Many countries, such as Mexico, Belize, Tanzania and Mozambique, have also established general legal protection for mangroves, controlling destructive activities through strict licensing systems.

The atlas brings together an unprecedented partnership of organizations, from forestry and conservation sectors and from across the United Nations, and includes a new and comprehensive map and account of mangrove forests.

Original Article And Learn More; UNEP

Mangroves Report Reveals Threats & Opportunities to Global Economy & the Planet; UNEP

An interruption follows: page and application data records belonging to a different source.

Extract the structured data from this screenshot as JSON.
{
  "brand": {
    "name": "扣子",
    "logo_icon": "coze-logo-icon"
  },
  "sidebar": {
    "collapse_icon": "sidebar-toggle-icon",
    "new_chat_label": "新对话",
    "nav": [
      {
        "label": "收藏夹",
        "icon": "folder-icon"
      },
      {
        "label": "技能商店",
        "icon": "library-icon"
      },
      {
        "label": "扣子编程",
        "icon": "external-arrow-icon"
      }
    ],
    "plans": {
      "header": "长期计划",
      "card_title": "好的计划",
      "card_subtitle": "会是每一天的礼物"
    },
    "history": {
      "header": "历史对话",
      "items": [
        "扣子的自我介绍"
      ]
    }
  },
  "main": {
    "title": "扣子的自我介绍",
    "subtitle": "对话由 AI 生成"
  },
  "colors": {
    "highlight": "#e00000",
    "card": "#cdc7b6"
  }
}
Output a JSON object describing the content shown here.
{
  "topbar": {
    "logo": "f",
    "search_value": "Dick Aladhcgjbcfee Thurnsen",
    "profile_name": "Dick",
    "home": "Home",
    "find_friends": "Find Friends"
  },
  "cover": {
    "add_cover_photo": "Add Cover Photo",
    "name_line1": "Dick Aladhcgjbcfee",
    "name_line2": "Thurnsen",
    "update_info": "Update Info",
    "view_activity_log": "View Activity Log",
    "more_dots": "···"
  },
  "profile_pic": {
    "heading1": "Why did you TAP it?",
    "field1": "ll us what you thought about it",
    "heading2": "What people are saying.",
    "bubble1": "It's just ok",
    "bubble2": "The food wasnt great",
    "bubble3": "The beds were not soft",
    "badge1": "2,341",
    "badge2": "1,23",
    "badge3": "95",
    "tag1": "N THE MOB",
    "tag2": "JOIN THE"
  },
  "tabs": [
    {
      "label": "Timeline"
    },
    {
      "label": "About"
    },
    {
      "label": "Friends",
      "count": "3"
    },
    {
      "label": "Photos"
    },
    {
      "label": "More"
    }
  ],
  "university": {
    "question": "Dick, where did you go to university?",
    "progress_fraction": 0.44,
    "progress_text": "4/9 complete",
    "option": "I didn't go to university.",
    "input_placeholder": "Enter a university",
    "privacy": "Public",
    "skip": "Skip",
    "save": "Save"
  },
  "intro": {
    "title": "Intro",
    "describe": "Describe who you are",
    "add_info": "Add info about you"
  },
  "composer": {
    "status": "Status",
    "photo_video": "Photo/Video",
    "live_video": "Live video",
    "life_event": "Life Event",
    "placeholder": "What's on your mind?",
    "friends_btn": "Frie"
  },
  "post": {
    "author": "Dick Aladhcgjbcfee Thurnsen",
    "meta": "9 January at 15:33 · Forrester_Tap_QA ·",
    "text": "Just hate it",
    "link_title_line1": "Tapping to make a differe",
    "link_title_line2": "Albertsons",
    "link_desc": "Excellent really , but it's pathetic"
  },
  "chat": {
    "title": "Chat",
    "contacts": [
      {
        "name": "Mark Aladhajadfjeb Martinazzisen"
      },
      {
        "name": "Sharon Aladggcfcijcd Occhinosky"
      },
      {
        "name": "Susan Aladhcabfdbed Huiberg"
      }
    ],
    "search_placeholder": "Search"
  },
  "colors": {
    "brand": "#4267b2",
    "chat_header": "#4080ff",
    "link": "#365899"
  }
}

Mangroves worldwide: a global loss of tidal forests, The National Geographic
Mostly because of coastal development, Earth has already lost perhaps as much as a quarter of its mangrove forests, and many species of mangrove plants are edging toward extinction. The remaining mangrove zones add up worldwide to no more than the area of the U.S. state of Illinois, and they shrink every year under the onslaught of development, pollution, and climate change.
The World Atlas of Mangroves published July 14th 2010, is the most comprehensive assessment of mangroves yet. It reveals “drastic loss to global economy and livelihoods,” the publishers said in a news release about the book.
More than 100 top international mangrove researchers and organizations provided data, reviews and other input. Spanish and French versions of the Atlas are being prepared.

Plastiki: a journey from plastic trash to triumph


The Plastiki reaching Sydney. Captions and Photo source: ©© Ars Electronica

Excerpts;

A sailboat largely constructed from 12,500 recycled plastic bottles has completed a 4-month journey across the Pacific Ocean meant to raise awareness about the perils of plastic waste.

The Plastiki, a 60-foot (18-meter) catamaran, and its six crew weathered fierce ocean storms during its 8,000 nautical miles at sea. It left San Francisco on March 20, stopping along the way at various South Pacific island nations including Kiribati and Samoa. It docked Monday in Sydney Harbour.

De Rothschild, 31, said the idea for the journey came to him after he read a United Nations report in 2006 that said pollution, and particularly plastic waste, was seriously threatening the world’s oceans…

Read Full Article, Boston Online

Exploring Algae as Fuel


Photograph: © SAF – Coastal Care

Excerpts;

In a laboratory where almost all the test tubes look green, the tools of modern biotechnology are being applied to lowly pond scum.

Foreign genes are being spliced into algae and native genes are being tweaked.

Different strains of algae are pitted against one another in survival-of-the-fittest contests in an effort to accelerate the evolution of fast-growing, hardy strains.

The goal is nothing less than to create superalgae, highly efficient at converting sunlight and carbon dioxide into lipids and oils that can be sent to a refinery and made into diesel or jet fuel…

Read Full Article, The New York Times.